While antenuptial and postnuptial agreements permit spouses and spouses-to-be to agree to divide their assets or make decisions regarding spousal maintenance, agreements with respect to child custody, child support or parenting agreements may not be enforceable, depending upon whether a court finds them to be in a child’s best interest. To determine whether such agreements are enforceable, a court will want to make sure that these issues are decided in a way that is in the child’s best interest.

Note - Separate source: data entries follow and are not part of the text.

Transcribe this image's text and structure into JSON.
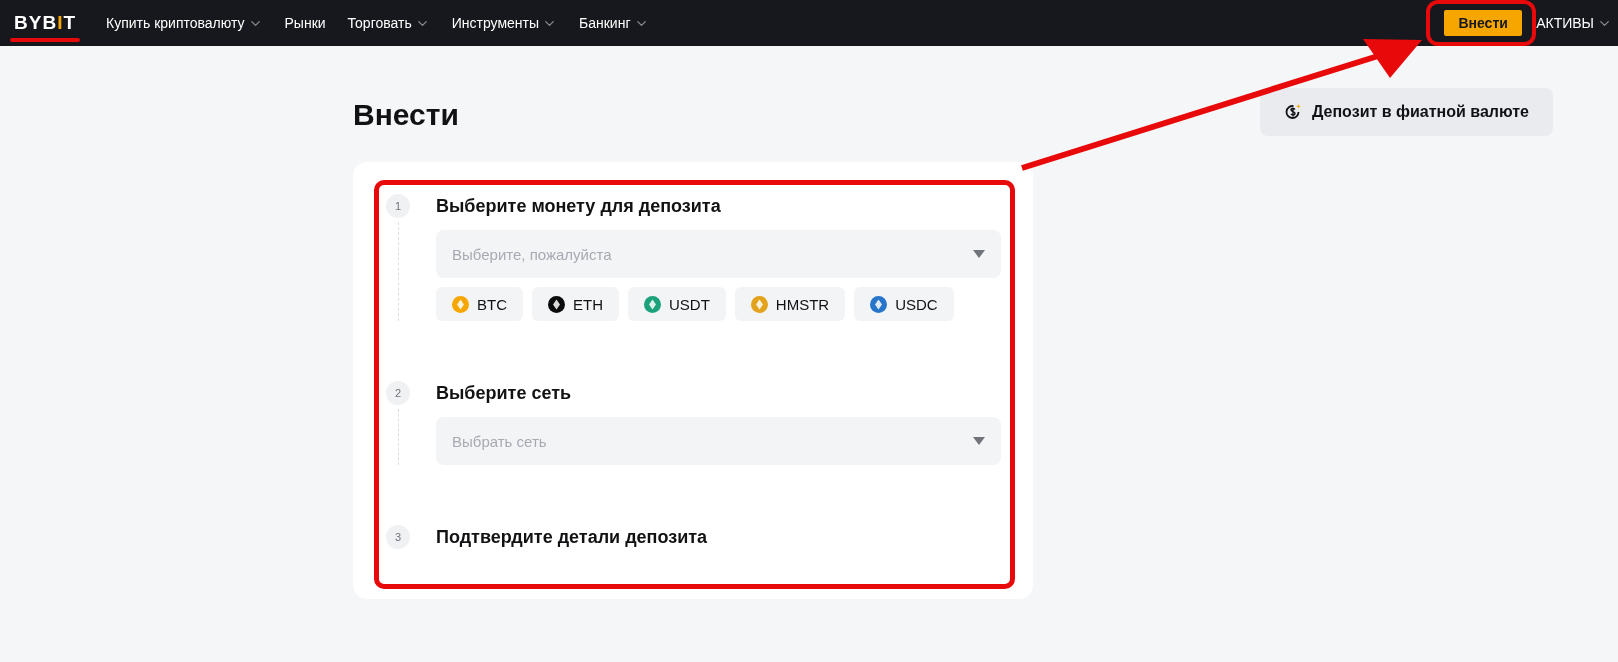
{
  "header": {
    "logo": {
      "text": "BYBIT",
      "underlined": true
    },
    "nav": [
      {
        "label": "Купить криптовалюту",
        "has_menu": true
      },
      {
        "label": "Рынки",
        "has_menu": false
      },
      {
        "label": "Торговать",
        "has_menu": true
      },
      {
        "label": "Инструменты",
        "has_menu": true
      },
      {
        "label": "Банкинг",
        "has_menu": true
      }
    ],
    "deposit_button": {
      "label": "Внести",
      "circled": true
    },
    "assets": {
      "label": "АКТИВЫ",
      "has_menu": true
    }
  },
  "page": {
    "title": "Внести",
    "fiat_button": "Депозит в фиатной валюте",
    "arrow": true
  },
  "steps_highlighted": true,
  "steps": [
    {
      "number": "1",
      "title": "Выберите монету для депозита",
      "kind": "coin",
      "placeholder": "Выберите, пожалуйста",
      "coins": [
        {
          "label": "BTC",
          "color": "#f7a600"
        },
        {
          "label": "ETH",
          "color": "#0b0b0b"
        },
        {
          "label": "USDT",
          "color": "#1ba27a"
        },
        {
          "label": "HMSTR",
          "color": "#e2a21c"
        },
        {
          "label": "USDC",
          "color": "#2775ca"
        }
      ]
    },
    {
      "number": "2",
      "title": "Выберите сеть",
      "kind": "select",
      "placeholder": "Выбрать сеть"
    },
    {
      "number": "3",
      "title": "Подтвердите детали депозита",
      "kind": "heading"
    }
  ]
}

Antenuptial and postnuptial agreements are contracts and thus must meet all the legal requirements of a valid contract. In addition, the agreements must have been procedurally fair when they were signed. For example, the spouse who is giving up rights to property to which they would otherwise be entitled must have had sufficient time to review the agreement and consult an attorney. It addition, the agreement must be substantively fair at both the time it was signed and at the time a party seeks to enforce it. If circumstances have changed between the signing of the agreement and the time a party seeks to enforce it, such that the agreement seemed fair when signed but later seems unjust to one party, a court will not enforce it. Because circumstances are unpredictable and may change at any time, it’s impossible to guarantee that antenuptial and postnuptial agreements will be completely enforceable. If a court finds any part of the agreement to be unfair at the time a party seeks to enforce it, the court will not enforce the provision it finds to be unfair.